By Ken Camp
A Texas Baptist Men crisis response team journeyed recently to Hawaii’s Big Island to provide what they call “compassion care” — what some others term “psychological first aid” — to children and families in the expected path of a lava flow from the Kilauea volcano.
Tracy Barber from First Baptist Church in Farmersville, Barbara Henderson from First Baptist Church in Sachse, Karen McMath from Central Baptist Church in Carthage and Henrietta Gentry, TBM volunteer chaplain coordinator from First Baptist Church in Vidor, served eight days at the invitation of the Hawaii Pacific Baptist Convention.
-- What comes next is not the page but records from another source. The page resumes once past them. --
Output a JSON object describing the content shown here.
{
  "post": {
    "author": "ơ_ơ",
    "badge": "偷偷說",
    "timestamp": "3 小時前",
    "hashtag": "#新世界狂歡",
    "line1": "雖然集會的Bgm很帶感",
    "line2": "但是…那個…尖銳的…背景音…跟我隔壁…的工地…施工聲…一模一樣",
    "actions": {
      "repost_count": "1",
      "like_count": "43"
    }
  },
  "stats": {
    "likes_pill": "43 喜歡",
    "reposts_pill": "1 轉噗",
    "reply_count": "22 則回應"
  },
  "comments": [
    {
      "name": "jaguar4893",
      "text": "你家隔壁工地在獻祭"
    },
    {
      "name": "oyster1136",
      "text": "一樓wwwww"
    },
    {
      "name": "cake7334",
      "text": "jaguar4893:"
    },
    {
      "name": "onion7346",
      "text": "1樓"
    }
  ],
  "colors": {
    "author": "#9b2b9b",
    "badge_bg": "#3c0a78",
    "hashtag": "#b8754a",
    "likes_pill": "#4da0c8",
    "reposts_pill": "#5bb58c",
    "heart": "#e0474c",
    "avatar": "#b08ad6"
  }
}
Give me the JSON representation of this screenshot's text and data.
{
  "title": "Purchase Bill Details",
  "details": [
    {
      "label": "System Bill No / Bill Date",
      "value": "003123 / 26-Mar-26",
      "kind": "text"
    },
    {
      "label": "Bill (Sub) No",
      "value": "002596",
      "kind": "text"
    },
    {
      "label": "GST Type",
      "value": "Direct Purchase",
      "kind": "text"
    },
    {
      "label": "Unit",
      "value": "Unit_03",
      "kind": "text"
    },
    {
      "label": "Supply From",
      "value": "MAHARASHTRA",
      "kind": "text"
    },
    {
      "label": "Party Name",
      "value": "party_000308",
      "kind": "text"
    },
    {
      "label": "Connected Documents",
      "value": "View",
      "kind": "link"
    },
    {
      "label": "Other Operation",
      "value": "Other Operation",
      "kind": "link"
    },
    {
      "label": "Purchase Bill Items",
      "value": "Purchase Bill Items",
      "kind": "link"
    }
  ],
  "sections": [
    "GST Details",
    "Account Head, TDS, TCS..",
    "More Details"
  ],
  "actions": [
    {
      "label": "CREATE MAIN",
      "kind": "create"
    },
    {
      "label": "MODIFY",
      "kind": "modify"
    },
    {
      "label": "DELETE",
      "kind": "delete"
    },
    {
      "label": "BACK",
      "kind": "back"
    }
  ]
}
All four women hold specialized certification from the National Organization for Victim Assistance for critical incident stress management. Barber and Henderson served with a similar crisis response team in American Samoa after it was hit by a tsunami.
“The children in Samoa and the children in Hawaii were on opposite sides of loss,” Barber said. “In Samoa, they were dealing with what they already had lost — homes and family members. In Hawaii, they were worried about what they were going to lose.”
The Kilauea volcano has erupted continuously for three decades. In late June, lava began flowing northeast toward Pahoa, threatening to cut the town in half and burning everything in its path. Less than a week before the TBM team arrived Nov. 16, the lava destroyed a home on the outskirts of Pahoa.
“Many families already had packed boxes, getting ready for evacuation. Kids left for school each morning wondering, ‘Will I be able to come home after school?’” Barber said.
Children and their families continue to struggle with the prolonged crisis, she said, recognizing the lava inevitably will flow somewhere in their direction, but living with uncertainty about exactly where or when it will happen.
“They are living with uncertainty, wondering what is going to happen and when it’s going to happen,” McMath said. “Waiting is one of the hardest things to do.”
The TBM team originally planned to make presentations in school classrooms or conduct workshops for teachers to help them recognize warning signs of emotional distress among students. However, when the lava flow stalled outside Pahoa — potentially changing course — school officials cancelled the presentations.
Information and teddy bears
Instead, the team focused on Puna Baptist Church and its surrounding area. Volunteers distributed informational packets and teddy bears imprinted with “Jesus Loves You” to participants at a weekly community assembly in which public safety and Civil Defense Agency officials provide updates on the lava flow’s progress. They also walked through the neighborhood around the church, offering direct ministry to families.
“We ministered to anybody the Lord laid in our laps,” Henderson said.
Because the projected lava flow would have separated many students from the schools they normally attend, those schools were closed and their pupils transferred to other schools closer to their homes.
While moving to another school can be disruptive for children at any age, it particularly can be traumatic for teenagers whose social lives revolve around athletics and cheerleader squads, Barber observed.
“For some high school students, that meant moving to a rival school,” she noted.
For one youth group, it also involved moving to a different church. Pahoa Christian Mission Church, a Filipino mission of Hilo Baptist Church, had to pack all its furniture and supplies, relocating to its sponsor church. The TBM team spent an evening ministering to the teenagers from the mission.
‘Hard on the youth’
“It’s hard on the youth,” Barber said. “First they left their school. Then they left their church.”
Henderson recalled one family who relocated because their home was in the originally projected path of the lava flow.
“They moved into a different area, and now that’s where there’s a new outbreak” of lava, she said. “They don’t know what’s going to happen. And if mom and dad don’t know what to expect, how can the children know?”
The TBM team also rendered unexpected assistance to Puna Baptist Church when its pastor, Alan Tamashiro, had to leave the Big Island to attend a family funeral. The team offered prayer and comfort to Tamashiro and his family, and they provided them peace of mind about being away from their church for a few days.
“We were able to fill in at the church while their family went to another island,” Henderson said.
In Tamashiro’s absence, the team led the church’s meal ministry for homeless people and represented the church at an interdenominational pastors’ meeting, where they provided information about how churches could minister more effectively to children and their families in times of crisis.
“The Lord had laid on my heart that we needed to minister to the ministers,” Gentry said. “They are under tremendous stress as they minister to members who are in danger of losing their own homes — if their own homes are not affected.”
In addition to making the presentation to the ministers they originally had planned for public schools, the team also offered direct crisis intervention for the caregiving pastors.
Telling their stories
“We started the conversation so they could tell their own stories,” she said. “Once one starts sharing, the process really starts. They realize they are not alone in what they are feeling and experiencing.”
In spite of initial disappointment about not being able to serve in the schools, team members noted satisfaction in the way God used them.
“It was all about being in the right place at the right time for the right reason,” Henderson said. “God’s plans weren’t what we had in mind, but we were there to minister to the people he put in our path — not necessarily the ones we planned.”